Even as some trumpet the demographic inversion of metropolitan areas other research suggests poor neighborhoods, particularly in Rust Belt cities, can often slowly lose residents. On one side, there is a lot of attention paid to whiter and wealthier residents moving into urban cores and hip neighborhoods while on the other side, little attention is granted to disadvantaged neighborhoods. In some of these neighborhoods, it is remarkable just how much open space there can be as buildings decay and few people clamor to move in (think of Detroit and its urban prairies as an example).

“How [residential] segregation destroys black wealth”

A recent New York Times editorial highlights the ongoing effects of residential segregation:

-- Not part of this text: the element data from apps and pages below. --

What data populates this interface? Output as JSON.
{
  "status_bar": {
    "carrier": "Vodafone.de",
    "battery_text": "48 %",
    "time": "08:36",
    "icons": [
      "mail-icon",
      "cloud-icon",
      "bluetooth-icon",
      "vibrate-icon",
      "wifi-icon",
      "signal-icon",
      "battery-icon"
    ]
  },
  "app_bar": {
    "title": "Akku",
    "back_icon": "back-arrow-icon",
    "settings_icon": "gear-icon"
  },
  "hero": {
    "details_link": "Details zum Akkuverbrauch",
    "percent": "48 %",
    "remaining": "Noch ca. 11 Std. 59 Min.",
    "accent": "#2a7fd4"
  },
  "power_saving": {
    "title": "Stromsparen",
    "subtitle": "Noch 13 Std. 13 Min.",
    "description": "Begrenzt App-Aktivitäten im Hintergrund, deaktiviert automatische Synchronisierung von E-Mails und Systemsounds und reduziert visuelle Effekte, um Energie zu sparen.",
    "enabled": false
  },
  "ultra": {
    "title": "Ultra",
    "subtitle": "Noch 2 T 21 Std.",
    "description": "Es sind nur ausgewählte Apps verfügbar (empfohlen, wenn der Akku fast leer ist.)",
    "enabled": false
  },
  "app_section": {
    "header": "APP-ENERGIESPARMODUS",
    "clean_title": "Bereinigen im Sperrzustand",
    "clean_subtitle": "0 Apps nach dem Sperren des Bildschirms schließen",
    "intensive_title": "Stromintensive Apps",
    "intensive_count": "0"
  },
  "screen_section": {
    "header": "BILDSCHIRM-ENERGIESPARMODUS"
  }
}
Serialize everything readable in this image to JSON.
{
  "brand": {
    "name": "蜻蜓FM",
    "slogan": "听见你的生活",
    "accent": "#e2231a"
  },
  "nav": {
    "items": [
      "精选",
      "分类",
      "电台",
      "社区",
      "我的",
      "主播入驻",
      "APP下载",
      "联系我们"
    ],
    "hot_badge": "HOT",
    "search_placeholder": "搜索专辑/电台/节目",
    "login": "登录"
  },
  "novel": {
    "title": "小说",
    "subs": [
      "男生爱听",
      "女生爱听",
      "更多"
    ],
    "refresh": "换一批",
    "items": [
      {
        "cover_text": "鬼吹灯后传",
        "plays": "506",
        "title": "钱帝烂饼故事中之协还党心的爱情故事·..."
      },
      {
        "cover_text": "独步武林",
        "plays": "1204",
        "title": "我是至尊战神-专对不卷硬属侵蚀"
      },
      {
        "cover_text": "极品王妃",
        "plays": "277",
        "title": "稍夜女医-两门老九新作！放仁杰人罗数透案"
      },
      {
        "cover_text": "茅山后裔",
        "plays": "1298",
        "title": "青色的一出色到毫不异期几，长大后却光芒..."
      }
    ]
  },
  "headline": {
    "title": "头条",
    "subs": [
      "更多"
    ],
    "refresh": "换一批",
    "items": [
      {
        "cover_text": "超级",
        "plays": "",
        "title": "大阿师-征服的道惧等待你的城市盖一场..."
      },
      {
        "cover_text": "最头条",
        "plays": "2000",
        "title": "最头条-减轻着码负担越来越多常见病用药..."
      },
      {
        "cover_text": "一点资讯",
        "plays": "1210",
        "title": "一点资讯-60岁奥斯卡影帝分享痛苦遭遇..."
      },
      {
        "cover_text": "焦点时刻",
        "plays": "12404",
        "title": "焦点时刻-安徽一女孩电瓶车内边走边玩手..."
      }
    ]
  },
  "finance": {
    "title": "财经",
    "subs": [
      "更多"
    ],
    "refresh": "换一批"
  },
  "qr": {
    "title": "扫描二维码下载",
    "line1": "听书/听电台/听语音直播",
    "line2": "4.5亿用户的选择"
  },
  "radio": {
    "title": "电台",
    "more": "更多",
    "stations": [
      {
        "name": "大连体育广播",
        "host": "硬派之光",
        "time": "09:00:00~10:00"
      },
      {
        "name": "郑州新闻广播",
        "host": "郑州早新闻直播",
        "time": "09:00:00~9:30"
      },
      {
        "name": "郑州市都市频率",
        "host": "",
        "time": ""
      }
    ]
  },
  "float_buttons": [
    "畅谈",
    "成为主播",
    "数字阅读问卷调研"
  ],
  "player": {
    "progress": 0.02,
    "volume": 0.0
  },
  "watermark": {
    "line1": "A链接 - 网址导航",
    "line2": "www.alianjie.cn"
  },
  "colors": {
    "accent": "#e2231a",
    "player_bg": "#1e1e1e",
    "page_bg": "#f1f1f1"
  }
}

Despite being better qualified financially, black and Latino testers were shown fewer homes than their white peers, were often denied information about special incentives that would have made the purchase easier, and were required to produce loan pre-approval letters and other documents when whites were not.

Moreover, real estate agents enforced residential and school segregation by steering home buyers into neighborhoods based on race. Whites were encouraged to live where the schools were mainly white; African-Americans where schools were disproportionately black; and Latinos where schools were disproportionately Latino…

This history of discrimination has taken an enormous toll on black wealth, as is shown in research by Douglas Massey and Jonathan Tannen at Princeton University’s Office of Population Research. In 1970, two years after the passage of the Fair Housing Act, for example, the average well-off black American lived in a neighborhood where potential home wealth, as measured by property values, stood at about only $50,000 — as opposed to $105,000 for affluent whites and $56,000 for poor whites.

By 2010, affluent African-Americans had passed poor whites in potential home wealth but had fallen further behind affluent whites. There is more than money at stake, Mr. Massey and Mr. Tannen write, because home values “translate directly into access to higher quality education given that public schools in the United States are financed by real estate taxes.”

From de jure to de facto segregation. The resources of the past went to white suburbia and the deck is still often stacked against black and Latino urban residents. And the wealth differences are large and this has consequences for subsequent generations.

This editorial appears to be motivated by a recent housing discrimination complaint. This reminds me of the conclusion of American Apartheid where the authors argue that although the United States has the laws on the books that would even out housing opportunities, we often lack the political will to enforce them. This book was published over twenty years ago and there appears to be truth to it still today…